Top of Supplied entries

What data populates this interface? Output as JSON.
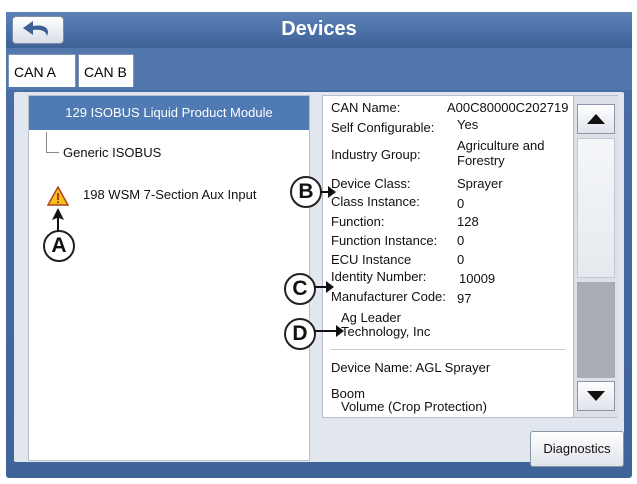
{
  "window": {
    "title": "Devices"
  },
  "tabs": [
    {
      "label": "CAN A"
    },
    {
      "label": "CAN B"
    }
  ],
  "device_list": {
    "items": [
      {
        "label": "129 ISOBUS Liquid Product Module",
        "selected": true
      },
      {
        "label": "Generic ISOBUS"
      },
      {
        "label": "198 WSM 7-Section Aux Input",
        "icon": "warning-icon"
      }
    ]
  },
  "details": {
    "fields": [
      {
        "label": "CAN Name:",
        "value": "A00C80000C202719"
      },
      {
        "label": "Self Configurable:",
        "value": "Yes"
      },
      {
        "label": "Industry Group:",
        "value": "Agriculture and Forestry"
      },
      {
        "label": "Device Class:",
        "value": "Sprayer"
      },
      {
        "label": "Class Instance:",
        "value": "0"
      },
      {
        "label": "Function:",
        "value": "128"
      },
      {
        "label": "Function Instance:",
        "value": "0"
      },
      {
        "label": "ECU Instance",
        "value": "0"
      },
      {
        "label": "Identity Number:",
        "value": "10009"
      },
      {
        "label": "Manufacturer Code:",
        "value": "97"
      }
    ],
    "manufacturer_name": "Ag Leader Technology, Inc",
    "device_name": "Device Name: AGL Sprayer",
    "boom_label": "Boom",
    "boom_value": "Volume (Crop Protection)"
  },
  "buttons": {
    "diagnostics": "Diagnostics"
  },
  "callouts": [
    "A",
    "B",
    "C",
    "D"
  ],
  "colors": {
    "accent": "#4f7ab3",
    "frame": "#3f649a"
  }
}
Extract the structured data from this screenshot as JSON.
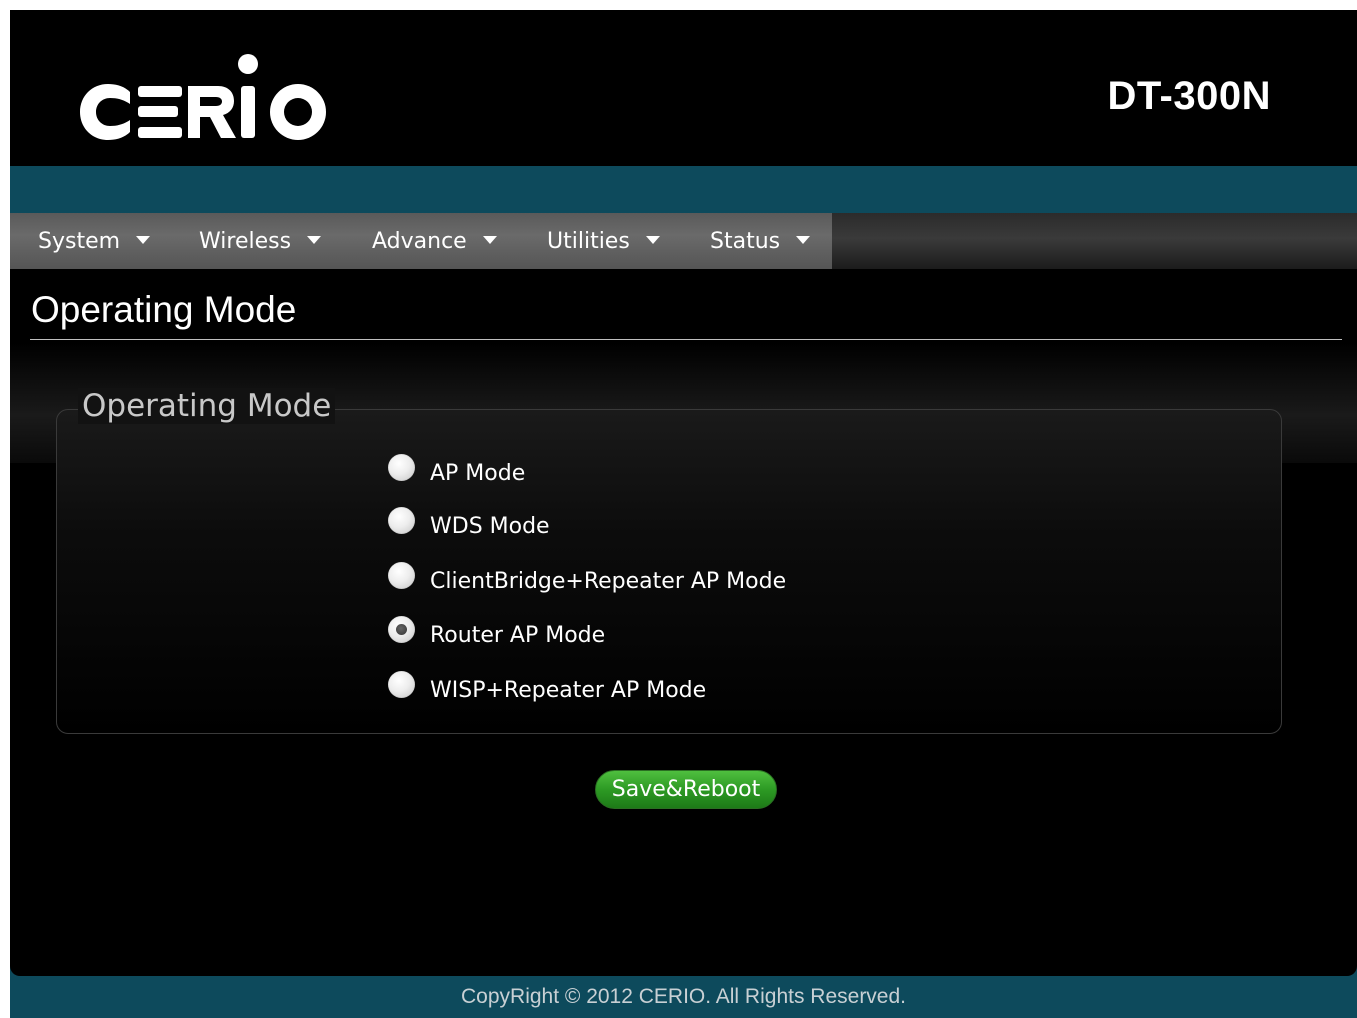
{
  "brand": {
    "logo_text": "CERIO",
    "model": "DT-300N"
  },
  "menu": {
    "items": [
      {
        "label": "System"
      },
      {
        "label": "Wireless"
      },
      {
        "label": "Advance"
      },
      {
        "label": "Utilities"
      },
      {
        "label": "Status"
      }
    ]
  },
  "page": {
    "title": "Operating Mode"
  },
  "operating_mode": {
    "legend": "Operating Mode",
    "options": [
      {
        "label": "AP Mode",
        "selected": false
      },
      {
        "label": "WDS Mode",
        "selected": false
      },
      {
        "label": "ClientBridge+Repeater AP Mode",
        "selected": false
      },
      {
        "label": "Router AP Mode",
        "selected": true
      },
      {
        "label": "WISP+Repeater AP Mode",
        "selected": false
      }
    ],
    "save_label": "Save&Reboot"
  },
  "footer": {
    "copyright": "CopyRight © 2012 CERIO. All Rights Reserved."
  },
  "colors": {
    "header_bg": "#000000",
    "accent_teal": "#0d4a5c",
    "menu_gray": "#5f5f5f",
    "button_green": "#2d9a24"
  }
}
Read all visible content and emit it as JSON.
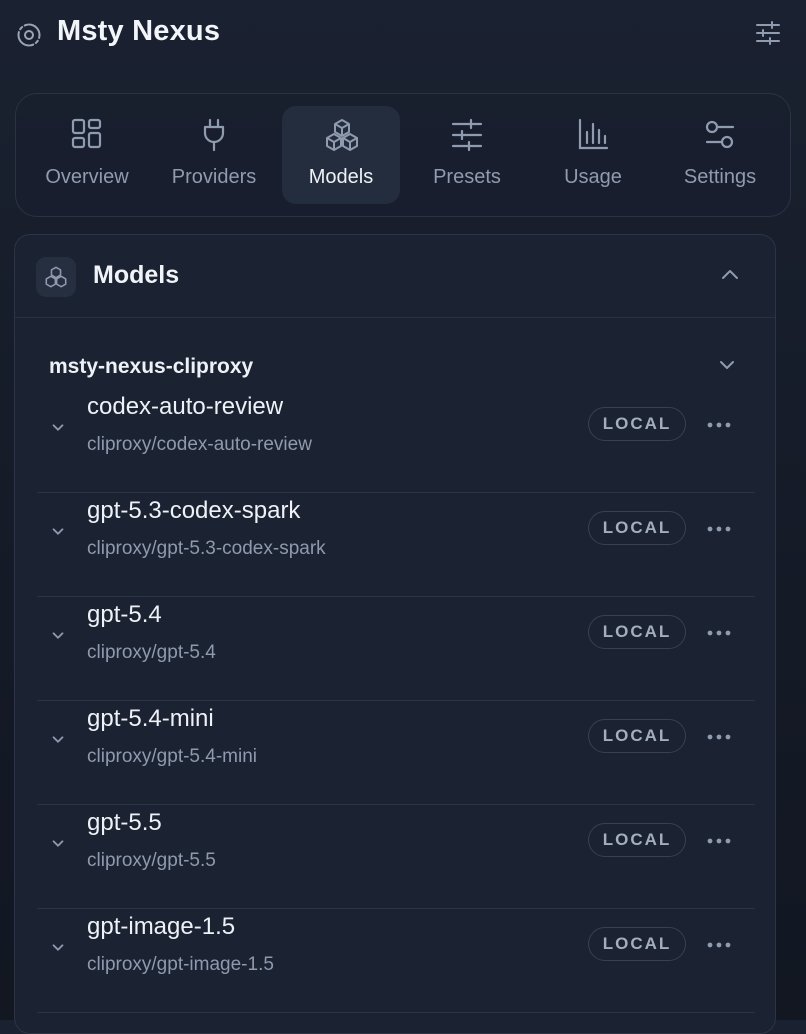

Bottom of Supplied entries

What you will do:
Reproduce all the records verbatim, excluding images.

Task result:
What data populates this interface? Output as JSON.
{
  "window": {
    "title": "Devices"
  },
  "tabs": [
    {
      "label": "CAN A"
    },
    {
      "label": "CAN B"
    }
  ],
  "device_list": {
    "items": [
      {
        "label": "129 ISOBUS Liquid Product Module",
        "selected": true
      },
      {
        "label": "Generic ISOBUS"
      },
      {
        "label": "198 WSM 7-Section Aux Input",
        "icon": "warning-icon"
      }
    ]
  },
  "details": {
    "fields": [
      {
        "label": "CAN Name:",
        "value": "A00C80000C202719"
      },
      {
        "label": "Self Configurable:",
        "value": "Yes"
      },
      {
        "label": "Industry Group:",
        "value": "Agriculture and Forestry"
      },
      {
        "label": "Device Class:",
        "value": "Sprayer"
      },
      {
        "label": "Class Instance:",
        "value": "0"
      },
      {
        "label": "Function:",
        "value": "128"
      },
      {
        "label": "Function Instance:",
        "value": "0"
      },
      {
        "label": "ECU Instance",
        "value": "0"
      },
      {
        "label": "Identity Number:",
        "value": "10009"
      },
      {
        "label": "Manufacturer Code:",
        "value": "97"
      }
    ],
    "manufacturer_name": "Ag Leader Technology, Inc",
    "device_name": "Device Name: AGL Sprayer",
    "boom_label": "Boom",
    "boom_value": "Volume (Crop Protection)"
  },
  "buttons": {
    "diagnostics": "Diagnostics"
  },
  "callouts": [
    "A",
    "B",
    "C",
    "D"
  ],
  "colors": {
    "accent": "#4f7ab3",
    "frame": "#3f649a"
  }
}
Extract the structured data from this screenshot as JSON.
{
  "brand": {
    "logo_text": "CERIO",
    "model": "DT-300N"
  },
  "menu": {
    "items": [
      {
        "label": "System"
      },
      {
        "label": "Wireless"
      },
      {
        "label": "Advance"
      },
      {
        "label": "Utilities"
      },
      {
        "label": "Status"
      }
    ]
  },
  "page": {
    "title": "Operating Mode"
  },
  "operating_mode": {
    "legend": "Operating Mode",
    "options": [
      {
        "label": "AP Mode",
        "selected": false
      },
      {
        "label": "WDS Mode",
        "selected": false
      },
      {
        "label": "ClientBridge+Repeater AP Mode",
        "selected": false
      },
      {
        "label": "Router AP Mode",
        "selected": true
      },
      {
        "label": "WISP+Repeater AP Mode",
        "selected": false
      }
    ],
    "save_label": "Save&Reboot"
  },
  "footer": {
    "copyright": "CopyRight © 2012 CERIO. All Rights Reserved."
  },
  "colors": {
    "header_bg": "#000000",
    "accent_teal": "#0d4a5c",
    "menu_gray": "#5f5f5f",
    "button_green": "#2d9a24"
  }
}
Read all visible content and emit it as JSON.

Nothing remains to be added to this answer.